Broadcasting of the lower league has been a contentious issues in recent years with the EFL’s iFollow service offering certain games available live online. A broadcasting ‘blackout’ exists over Saturday afternoon fixtures to protect attendances of lower league matches but with clubs currently without anymatchday revenue this restriction seems likely to be removed.

“Plans are continuing to be worked up for all games to be broadcast either via our broadcast partners, iFollow or equivalent Club streaming services.”

The majority of EFL clubs utilise either the iFollow service or their own in-house platform so in theory the move to deliver all games live would not require too much work. At the moment most fixtures are only available to overseas viewers but if fans are not allowed to the stadium that would have to change.

Last season the EFL’s total attendance reached a 60-year high of over 18 million, with an average of 11,113 supporters attending each of the 1,655 matches.

Understandably the UK is some way from allowing that sort of public gathering but this solution would at least let the season reach its conclusion on the pitch while keeping fans safe, a priority for Parry and the EFL.

“With or without spectators, delivering a successful conclusion to the 2019/20 season remains our goal to ensure the integrity of our competitions.

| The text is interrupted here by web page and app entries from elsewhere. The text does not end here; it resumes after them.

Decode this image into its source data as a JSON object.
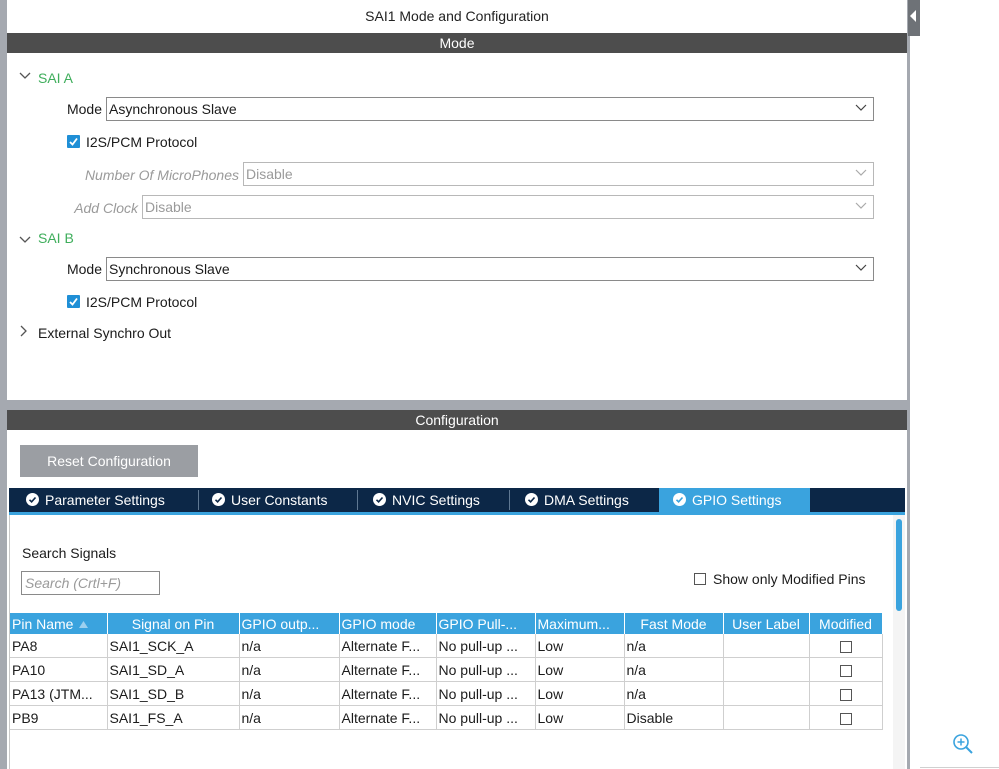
{
  "window": {
    "title": "SAI1 Mode and Configuration"
  },
  "mode_section": {
    "header": "Mode",
    "sai_a": {
      "label": "SAI A",
      "mode_label": "Mode",
      "mode_value": "Asynchronous Slave",
      "protocol_label": "I2S/PCM Protocol",
      "protocol_checked": true,
      "microphones_label": "Number Of MicroPhones",
      "microphones_value": "Disable",
      "add_clock_label": "Add Clock",
      "add_clock_value": "Disable"
    },
    "sai_b": {
      "label": "SAI B",
      "mode_label": "Mode",
      "mode_value": "Synchronous Slave",
      "protocol_label": "I2S/PCM Protocol",
      "protocol_checked": true
    },
    "external_synchro": {
      "label": "External Synchro Out"
    }
  },
  "configuration_section": {
    "header": "Configuration",
    "reset_label": "Reset Configuration",
    "tabs": [
      {
        "label": "Parameter Settings",
        "active": false
      },
      {
        "label": "User Constants",
        "active": false
      },
      {
        "label": "NVIC Settings",
        "active": false
      },
      {
        "label": "DMA Settings",
        "active": false
      },
      {
        "label": "GPIO Settings",
        "active": true
      }
    ],
    "search": {
      "label": "Search Signals",
      "placeholder": "Search (Crtl+F)"
    },
    "show_modified_label": "Show only Modified Pins",
    "table": {
      "columns": [
        "Pin Name",
        "Signal on Pin",
        "GPIO outp...",
        "GPIO mode",
        "GPIO Pull-...",
        "Maximum...",
        "Fast Mode",
        "User Label",
        "Modified"
      ],
      "rows": [
        [
          "PA8",
          "SAI1_SCK_A",
          "n/a",
          "Alternate F...",
          "No pull-up ...",
          "Low",
          "n/a",
          "",
          false
        ],
        [
          "PA10",
          "SAI1_SD_A",
          "n/a",
          "Alternate F...",
          "No pull-up ...",
          "Low",
          "n/a",
          "",
          false
        ],
        [
          "PA13 (JTM...",
          "SAI1_SD_B",
          "n/a",
          "Alternate F...",
          "No pull-up ...",
          "Low",
          "n/a",
          "",
          false
        ],
        [
          "PB9",
          "SAI1_FS_A",
          "n/a",
          "Alternate F...",
          "No pull-up ...",
          "Low",
          "Disable",
          "",
          false
        ]
      ]
    }
  },
  "colors": {
    "accent": "#3aa3de",
    "tab_bar": "#0c2747",
    "band": "#4d4d4d",
    "tree_label": "#3fae5c",
    "button": "#9b9ea3"
  },
  "icons": {
    "collapse": "chevron-down-icon",
    "expand": "chevron-right-icon",
    "tab": "check-circle-icon",
    "zoom": "zoom-in-icon",
    "sort": "sort-up-icon"
  }
}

“The health and wellbeing of our Clubs, their players and staff, and you – the fans – remains our first priority, and so you can appreciate that we want to give thorough and rigorous thought to these matters.”